Scientists Now Know Why These French Rabbits Do Handstands When Moving Fast

For over a century, animal experts have known that a certain variety of rabbits move exclusively on their front legs when trying to move fast, but they’ve only recently learned why that is.

The Sauteur d’Alfort, also known as the Alfort jumping rabbit have baffled scientists for more than a decade. Unlike other rabbit varieties, the sauteur d-Alfort have a uniquely acrobatic way of moving. Over short distances, when moving slowly, they walk on all four limbs, but their hind legs hit the floor one after another, rather than at the same time. But the truly remarkable thing happens when it needs to move faster. Rather than hopping, it quickly lifts its hind legs above its head and starts moving on its front legs alone. Experiments done decades ago showed that the sauteur was incapable of hopping, but thanks to modern technology, scientists know exactly why that is.

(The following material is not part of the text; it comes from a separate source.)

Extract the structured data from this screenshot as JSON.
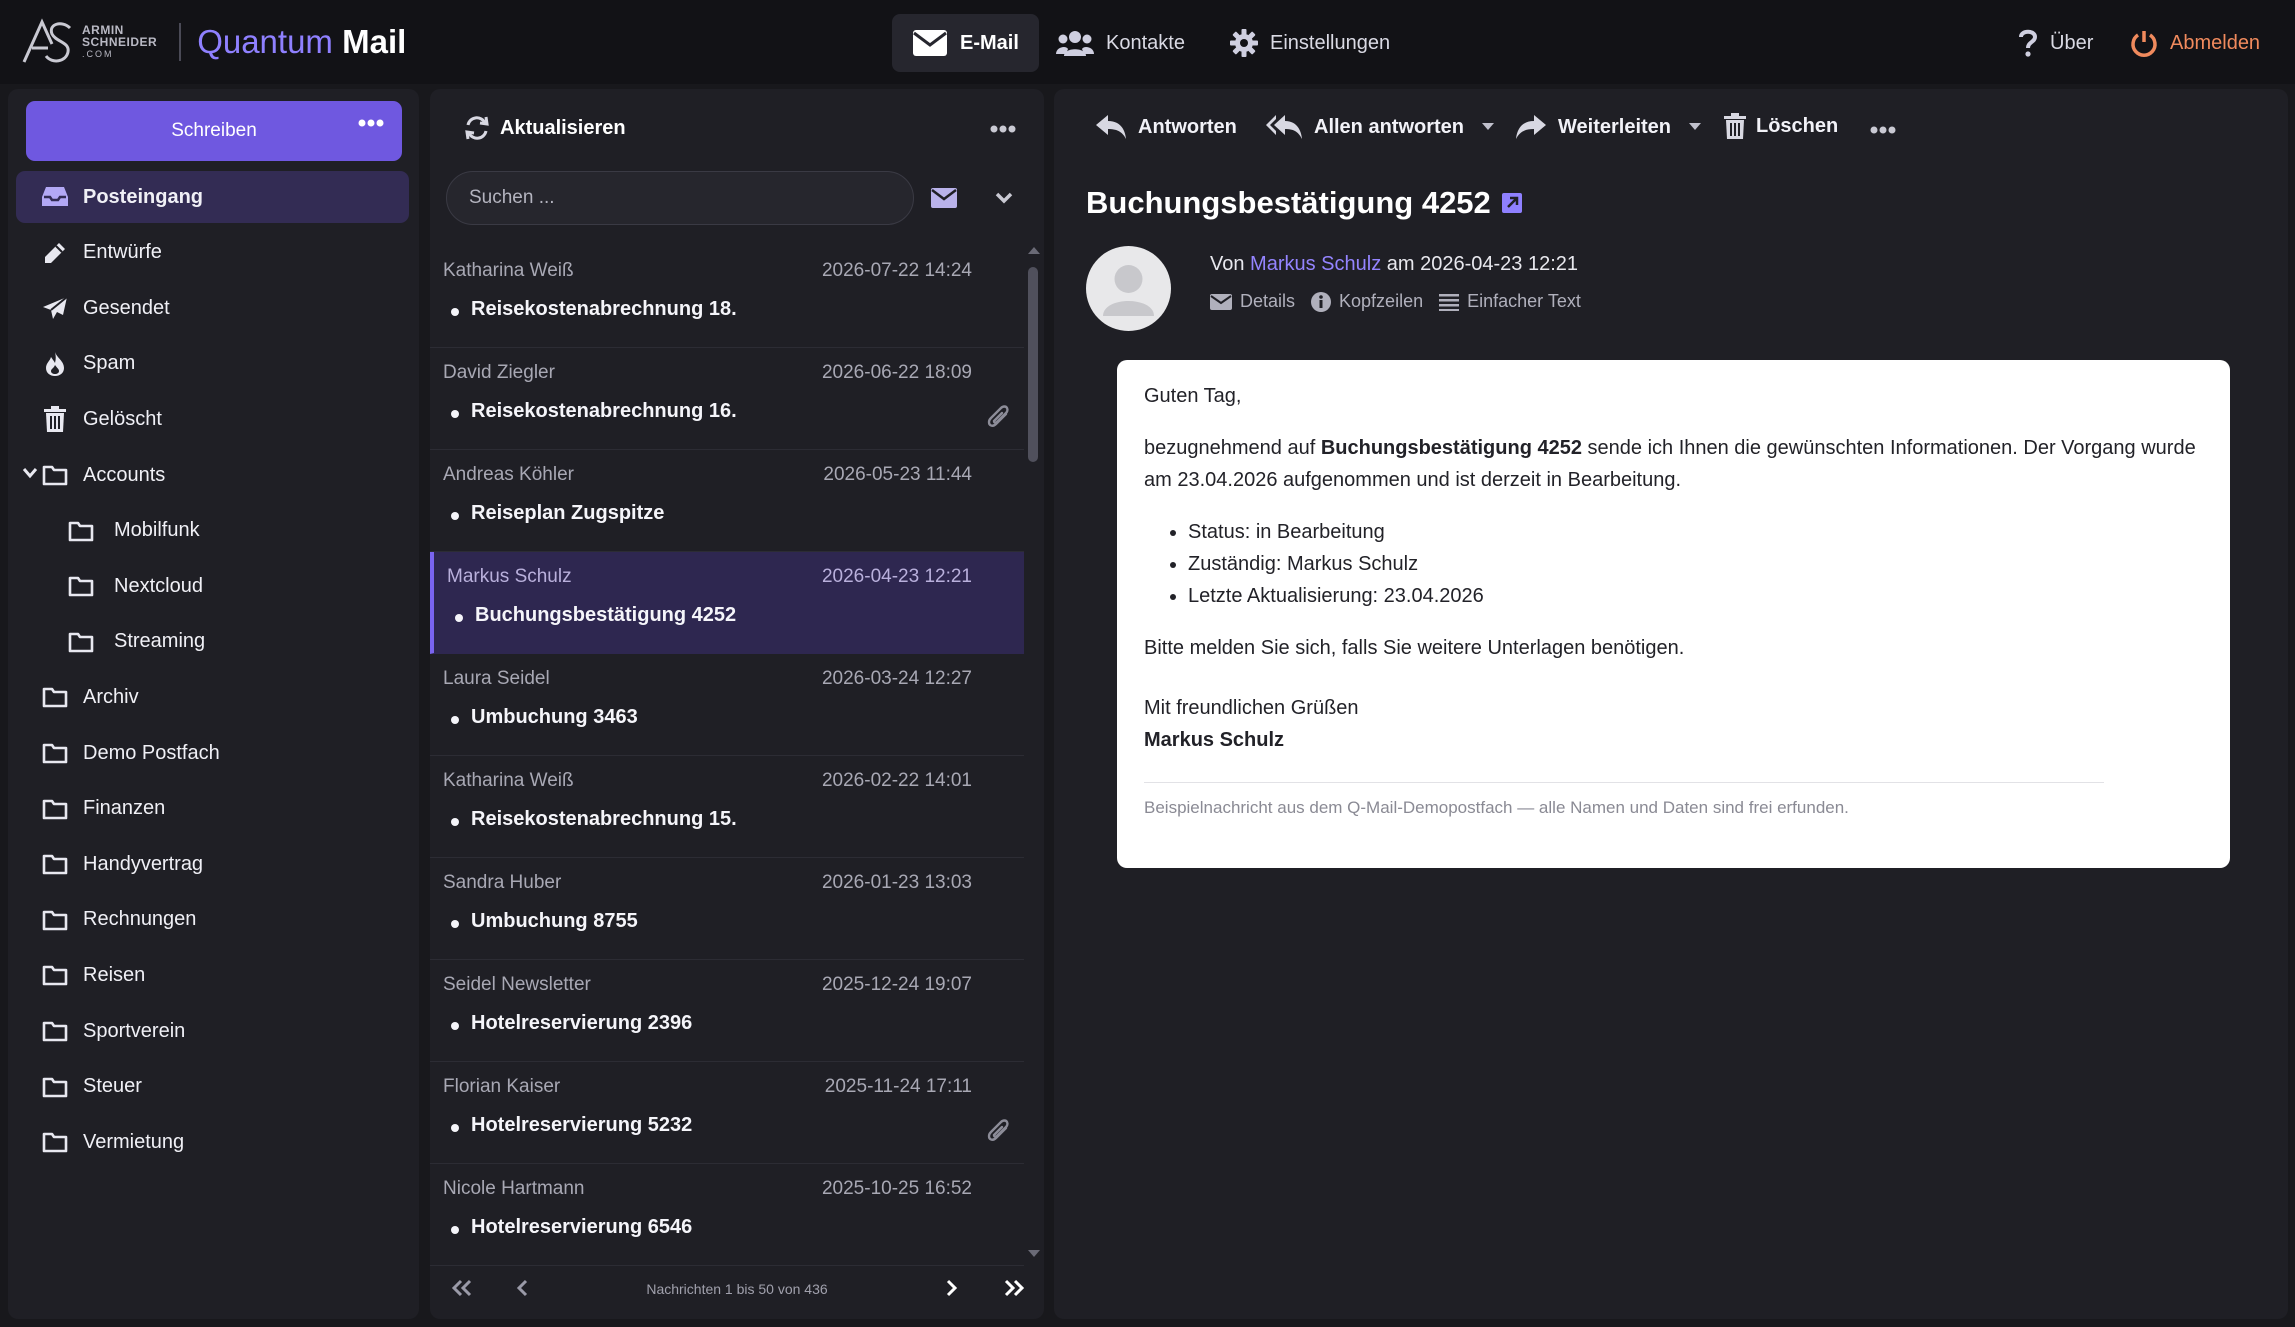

Photo: video screengrab

Experiments conducted as far back as 1943 showed that the inability to hop displayed by the sauteur d’Alfort rabbit was not a learned behavior, but the result of a recessive gene. However, until recently, no one knew exactly what gene that was, or how it prevented the animal from doing what all other rabbits find perfectly natural.

“With modern technology, it’s straightforward to go from a simple recessive disorder to finding the genes,” Leif Andersson, a geneticist at Uppsala University in Sweden, told Gizmodo. “The expectation was there was something wrong with the spinal cord, because they don’t coordinate their forelegs and the hind legs.”


That expectation proved correct, as a study conducted by scientists at Uppsala University shows that a warped gene called RORB (RAR-related orphan receptor beta) rendered them incapable of jumping. RORB helps pass information and links the left and right side of the body – which is essential for coordinating limb movements – but the warped gene caused the rabbits to over-flex their hindlegs, making jumping impossible.

“What’s happening when you’re moving is that you have these neurons firing all the time, and they coordinate muscle contractions and receive feedback on the balance of the different limbs,” Andersson said. “This coordination of muscle contraction is not correct in these rabbits.”


Basically, the handstand movement of certain sauteur d’Alfort rabbits is not itself the mutation, but rather a workaround to a debilitating genetic condition that prevents them from doing the iconic hop. Andersson added that the front-legged means of locomotion causes the rabbits no pain of which he was aware.

While the solving of the puzzle that was the sauteur d’Alfort movement may not seem like a scientific breakthrough, experts say that it is a testament to how far genetic science has come in recent years, and could advance our understanding of how vertebrates can walk.